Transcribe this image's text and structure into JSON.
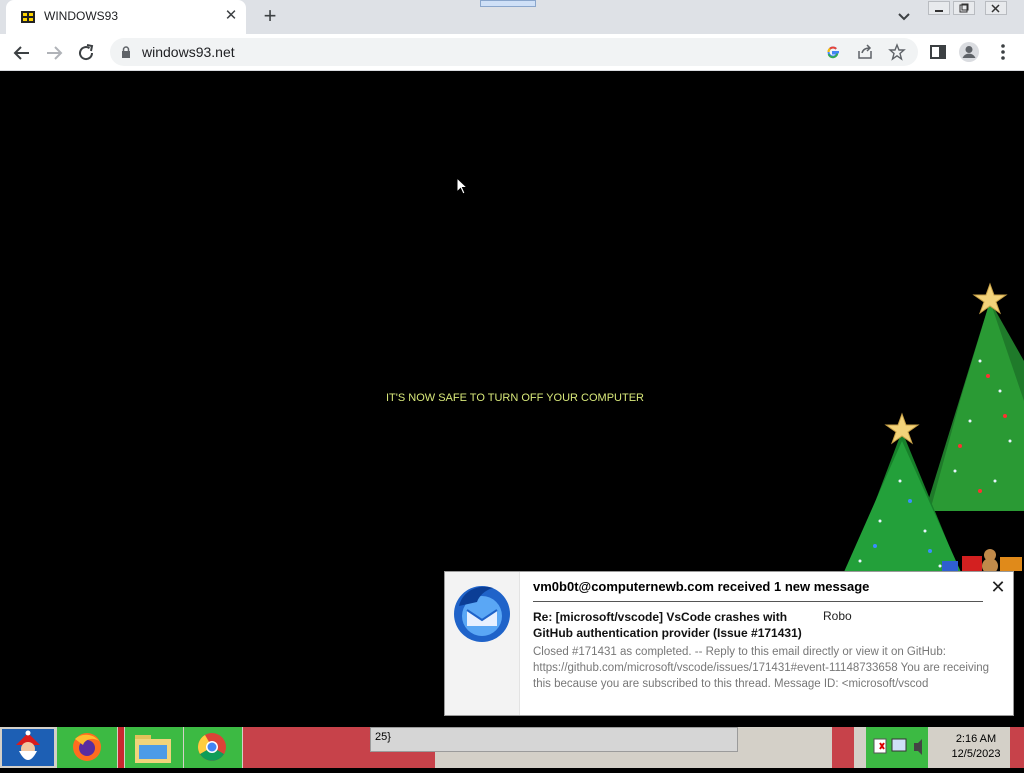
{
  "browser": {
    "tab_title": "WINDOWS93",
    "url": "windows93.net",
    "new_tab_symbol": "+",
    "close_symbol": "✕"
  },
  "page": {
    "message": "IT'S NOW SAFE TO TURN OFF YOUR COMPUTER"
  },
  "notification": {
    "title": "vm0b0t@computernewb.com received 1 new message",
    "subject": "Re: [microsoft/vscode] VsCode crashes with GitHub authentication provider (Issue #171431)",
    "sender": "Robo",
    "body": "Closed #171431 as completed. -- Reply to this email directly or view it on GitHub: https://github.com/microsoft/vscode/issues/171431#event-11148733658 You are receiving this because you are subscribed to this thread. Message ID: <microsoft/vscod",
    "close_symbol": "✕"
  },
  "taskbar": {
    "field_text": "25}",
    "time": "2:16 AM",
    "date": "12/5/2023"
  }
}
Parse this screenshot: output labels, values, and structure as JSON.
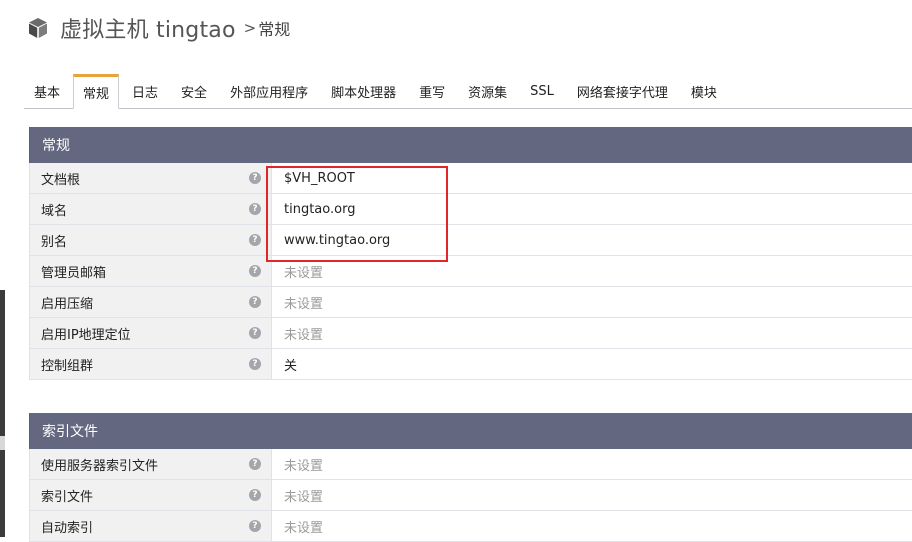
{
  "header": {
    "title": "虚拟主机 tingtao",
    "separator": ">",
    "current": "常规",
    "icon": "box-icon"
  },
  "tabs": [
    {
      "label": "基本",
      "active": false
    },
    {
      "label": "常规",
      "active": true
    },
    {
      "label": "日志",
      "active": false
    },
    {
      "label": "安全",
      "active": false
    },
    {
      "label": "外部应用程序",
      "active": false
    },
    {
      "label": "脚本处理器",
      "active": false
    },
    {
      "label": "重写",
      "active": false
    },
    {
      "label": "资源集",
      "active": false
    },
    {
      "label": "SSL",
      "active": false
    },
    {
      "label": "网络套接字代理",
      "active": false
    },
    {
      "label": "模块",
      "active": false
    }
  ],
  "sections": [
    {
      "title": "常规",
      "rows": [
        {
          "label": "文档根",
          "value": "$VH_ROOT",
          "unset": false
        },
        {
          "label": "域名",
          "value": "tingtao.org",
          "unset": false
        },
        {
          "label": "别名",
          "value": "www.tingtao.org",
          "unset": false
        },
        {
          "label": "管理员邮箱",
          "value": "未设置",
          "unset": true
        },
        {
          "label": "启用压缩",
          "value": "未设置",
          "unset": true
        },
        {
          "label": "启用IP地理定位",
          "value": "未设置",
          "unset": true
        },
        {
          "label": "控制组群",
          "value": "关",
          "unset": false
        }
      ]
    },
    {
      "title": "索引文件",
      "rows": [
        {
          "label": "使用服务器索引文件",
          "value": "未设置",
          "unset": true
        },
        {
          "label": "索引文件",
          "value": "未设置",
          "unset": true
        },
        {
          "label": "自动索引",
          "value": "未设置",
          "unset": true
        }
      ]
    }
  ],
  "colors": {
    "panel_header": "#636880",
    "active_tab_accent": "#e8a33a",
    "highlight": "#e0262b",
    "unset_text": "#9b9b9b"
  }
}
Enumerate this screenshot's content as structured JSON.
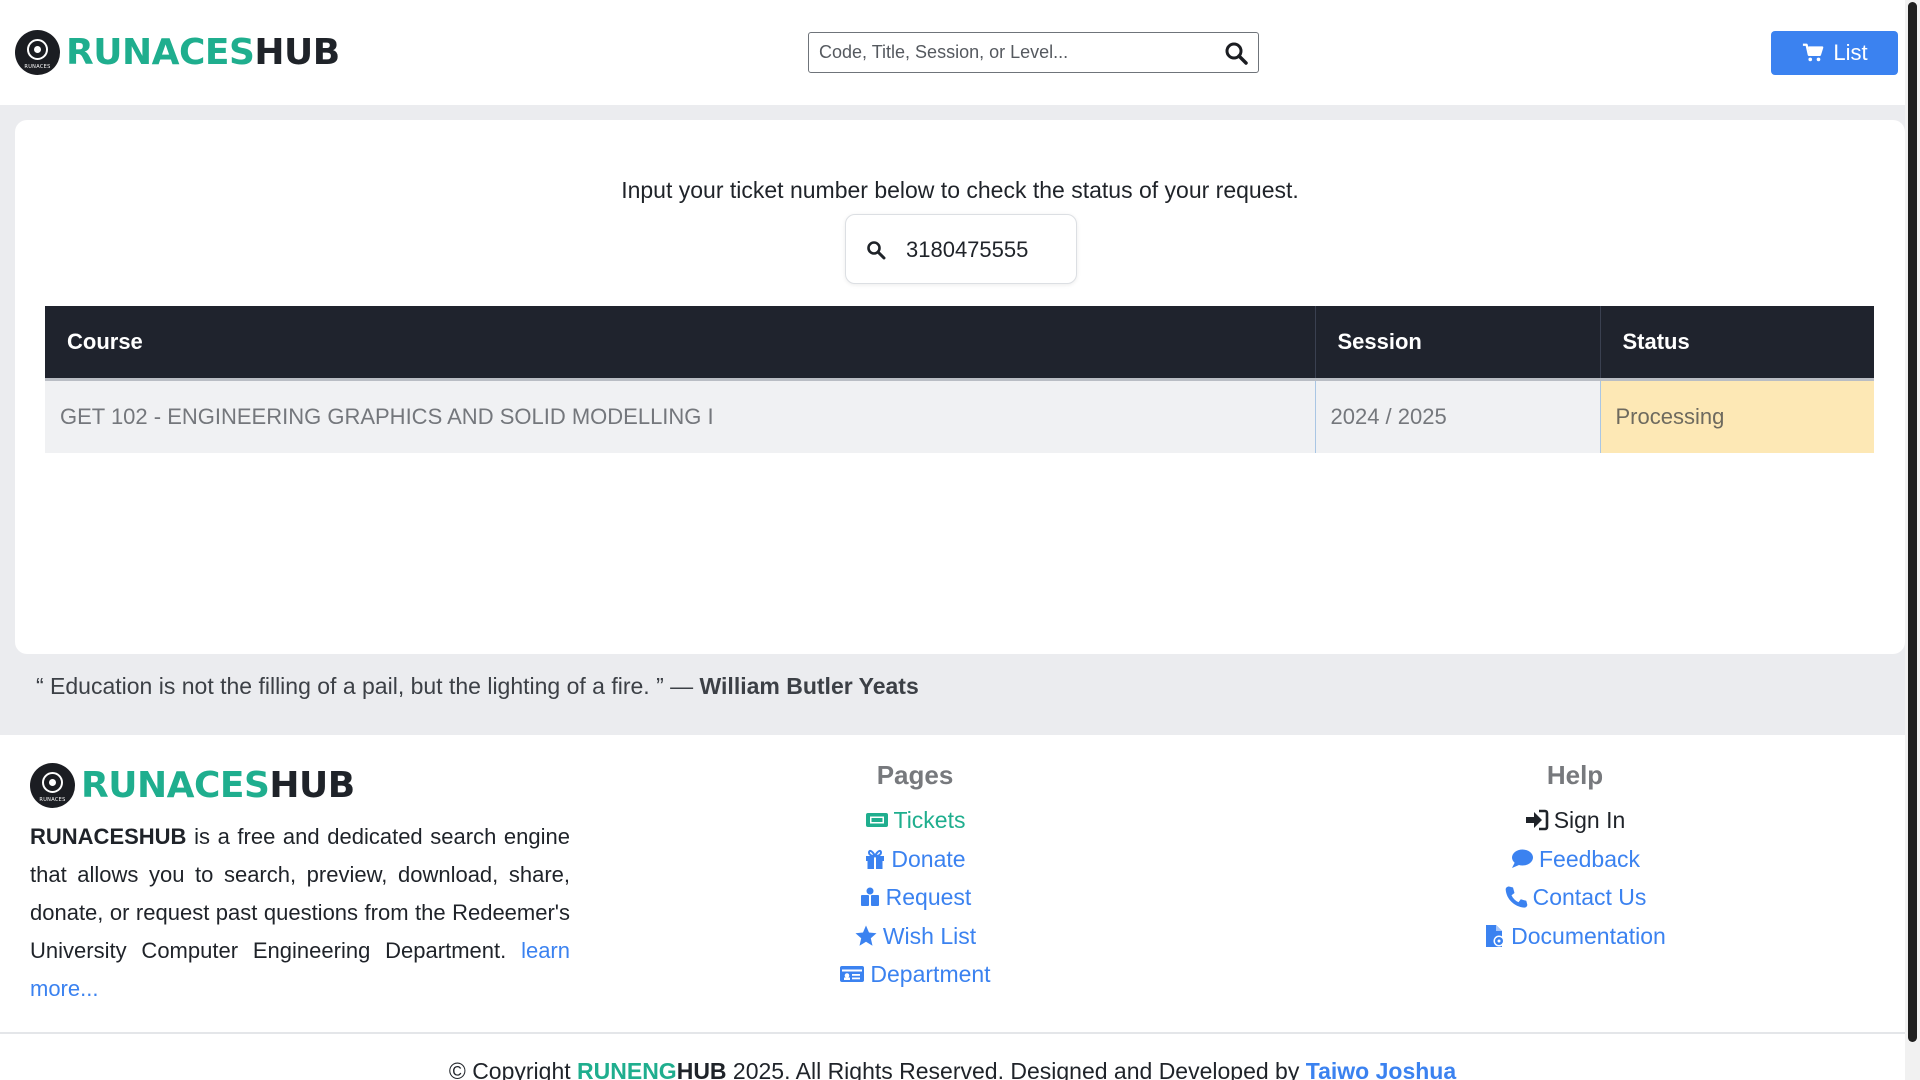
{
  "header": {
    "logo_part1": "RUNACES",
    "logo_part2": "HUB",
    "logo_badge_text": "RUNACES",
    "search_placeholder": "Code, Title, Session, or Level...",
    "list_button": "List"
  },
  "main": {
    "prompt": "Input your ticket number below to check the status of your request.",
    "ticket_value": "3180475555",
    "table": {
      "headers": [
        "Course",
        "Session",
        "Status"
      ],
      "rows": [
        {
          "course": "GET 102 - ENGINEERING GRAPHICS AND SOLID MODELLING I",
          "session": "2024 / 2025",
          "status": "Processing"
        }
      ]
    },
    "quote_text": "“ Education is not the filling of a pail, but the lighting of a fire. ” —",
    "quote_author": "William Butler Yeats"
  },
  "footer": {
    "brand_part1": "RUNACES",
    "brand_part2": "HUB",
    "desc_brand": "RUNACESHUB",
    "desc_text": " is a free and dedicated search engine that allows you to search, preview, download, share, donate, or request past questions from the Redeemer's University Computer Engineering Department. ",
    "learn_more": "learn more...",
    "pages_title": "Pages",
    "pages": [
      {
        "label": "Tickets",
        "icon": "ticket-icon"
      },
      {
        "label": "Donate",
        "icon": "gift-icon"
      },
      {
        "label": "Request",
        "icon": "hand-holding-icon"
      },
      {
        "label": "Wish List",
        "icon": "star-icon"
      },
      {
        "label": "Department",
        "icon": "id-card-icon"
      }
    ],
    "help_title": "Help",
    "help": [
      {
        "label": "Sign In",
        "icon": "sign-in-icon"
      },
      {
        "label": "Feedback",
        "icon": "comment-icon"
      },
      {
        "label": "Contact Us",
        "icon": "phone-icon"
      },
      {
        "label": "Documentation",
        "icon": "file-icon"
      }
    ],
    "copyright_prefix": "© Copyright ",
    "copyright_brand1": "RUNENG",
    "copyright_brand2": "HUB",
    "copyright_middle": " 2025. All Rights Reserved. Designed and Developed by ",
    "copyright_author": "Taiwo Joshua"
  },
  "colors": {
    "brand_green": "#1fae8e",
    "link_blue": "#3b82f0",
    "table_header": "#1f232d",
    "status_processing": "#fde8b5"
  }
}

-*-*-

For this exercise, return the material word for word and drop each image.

Exercise solution:
Transcribe this image's text and structure into JSON.
{
  "browser": {
    "tab_title": "WINDOWS93",
    "url": "windows93.net",
    "new_tab_symbol": "+",
    "close_symbol": "✕"
  },
  "page": {
    "message": "IT'S NOW SAFE TO TURN OFF YOUR COMPUTER"
  },
  "notification": {
    "title": "vm0b0t@computernewb.com received 1 new message",
    "subject": "Re: [microsoft/vscode] VsCode crashes with GitHub authentication provider (Issue #171431)",
    "sender": "Robo",
    "body": "Closed #171431 as completed. -- Reply to this email directly or view it on GitHub: https://github.com/microsoft/vscode/issues/171431#event-11148733658 You are receiving this because you are subscribed to this thread. Message ID: <microsoft/vscod",
    "close_symbol": "✕"
  },
  "taskbar": {
    "field_text": "25}",
    "time": "2:16 AM",
    "date": "12/5/2023"
  }
}
Parse this screenshot: output labels, values, and structure as JSON.
{
  "header": {
    "title": "虚拟主机 tingtao",
    "separator": ">",
    "current": "常规",
    "icon": "box-icon"
  },
  "tabs": [
    {
      "label": "基本",
      "active": false
    },
    {
      "label": "常规",
      "active": true
    },
    {
      "label": "日志",
      "active": false
    },
    {
      "label": "安全",
      "active": false
    },
    {
      "label": "外部应用程序",
      "active": false
    },
    {
      "label": "脚本处理器",
      "active": false
    },
    {
      "label": "重写",
      "active": false
    },
    {
      "label": "资源集",
      "active": false
    },
    {
      "label": "SSL",
      "active": false
    },
    {
      "label": "网络套接字代理",
      "active": false
    },
    {
      "label": "模块",
      "active": false
    }
  ],
  "sections": [
    {
      "title": "常规",
      "rows": [
        {
          "label": "文档根",
          "value": "$VH_ROOT",
          "unset": false
        },
        {
          "label": "域名",
          "value": "tingtao.org",
          "unset": false
        },
        {
          "label": "别名",
          "value": "www.tingtao.org",
          "unset": false
        },
        {
          "label": "管理员邮箱",
          "value": "未设置",
          "unset": true
        },
        {
          "label": "启用压缩",
          "value": "未设置",
          "unset": true
        },
        {
          "label": "启用IP地理定位",
          "value": "未设置",
          "unset": true
        },
        {
          "label": "控制组群",
          "value": "关",
          "unset": false
        }
      ]
    },
    {
      "title": "索引文件",
      "rows": [
        {
          "label": "使用服务器索引文件",
          "value": "未设置",
          "unset": true
        },
        {
          "label": "索引文件",
          "value": "未设置",
          "unset": true
        },
        {
          "label": "自动索引",
          "value": "未设置",
          "unset": true
        }
      ]
    }
  ],
  "colors": {
    "panel_header": "#636880",
    "active_tab_accent": "#e8a33a",
    "highlight": "#e0262b",
    "unset_text": "#9b9b9b"
  }
}
Enumerate this screenshot's content as structured JSON.
{
  "header": {
    "logo_part1": "RUNACES",
    "logo_part2": "HUB",
    "logo_badge_text": "RUNACES",
    "search_placeholder": "Code, Title, Session, or Level...",
    "list_button": "List"
  },
  "main": {
    "prompt": "Input your ticket number below to check the status of your request.",
    "ticket_value": "3180475555",
    "table": {
      "headers": [
        "Course",
        "Session",
        "Status"
      ],
      "rows": [
        {
          "course": "GET 102 - ENGINEERING GRAPHICS AND SOLID MODELLING I",
          "session": "2024 / 2025",
          "status": "Processing"
        }
      ]
    },
    "quote_text": "“ Education is not the filling of a pail, but the lighting of a fire. ” —",
    "quote_author": "William Butler Yeats"
  },
  "footer": {
    "brand_part1": "RUNACES",
    "brand_part2": "HUB",
    "desc_brand": "RUNACESHUB",
    "desc_text": " is a free and dedicated search engine that allows you to search, preview, download, share, donate, or request past questions from the Redeemer's University Computer Engineering Department. ",
    "learn_more": "learn more...",
    "pages_title": "Pages",
    "pages": [
      {
        "label": "Tickets",
        "icon": "ticket-icon"
      },
      {
        "label": "Donate",
        "icon": "gift-icon"
      },
      {
        "label": "Request",
        "icon": "hand-holding-icon"
      },
      {
        "label": "Wish List",
        "icon": "star-icon"
      },
      {
        "label": "Department",
        "icon": "id-card-icon"
      }
    ],
    "help_title": "Help",
    "help": [
      {
        "label": "Sign In",
        "icon": "sign-in-icon"
      },
      {
        "label": "Feedback",
        "icon": "comment-icon"
      },
      {
        "label": "Contact Us",
        "icon": "phone-icon"
      },
      {
        "label": "Documentation",
        "icon": "file-icon"
      }
    ],
    "copyright_prefix": "© Copyright ",
    "copyright_brand1": "RUNENG",
    "copyright_brand2": "HUB",
    "copyright_middle": " 2025. All Rights Reserved. Designed and Developed by ",
    "copyright_author": "Taiwo Joshua"
  },
  "colors": {
    "brand_green": "#1fae8e",
    "link_blue": "#3b82f0",
    "table_header": "#1f232d",
    "status_processing": "#fde8b5"
  }
}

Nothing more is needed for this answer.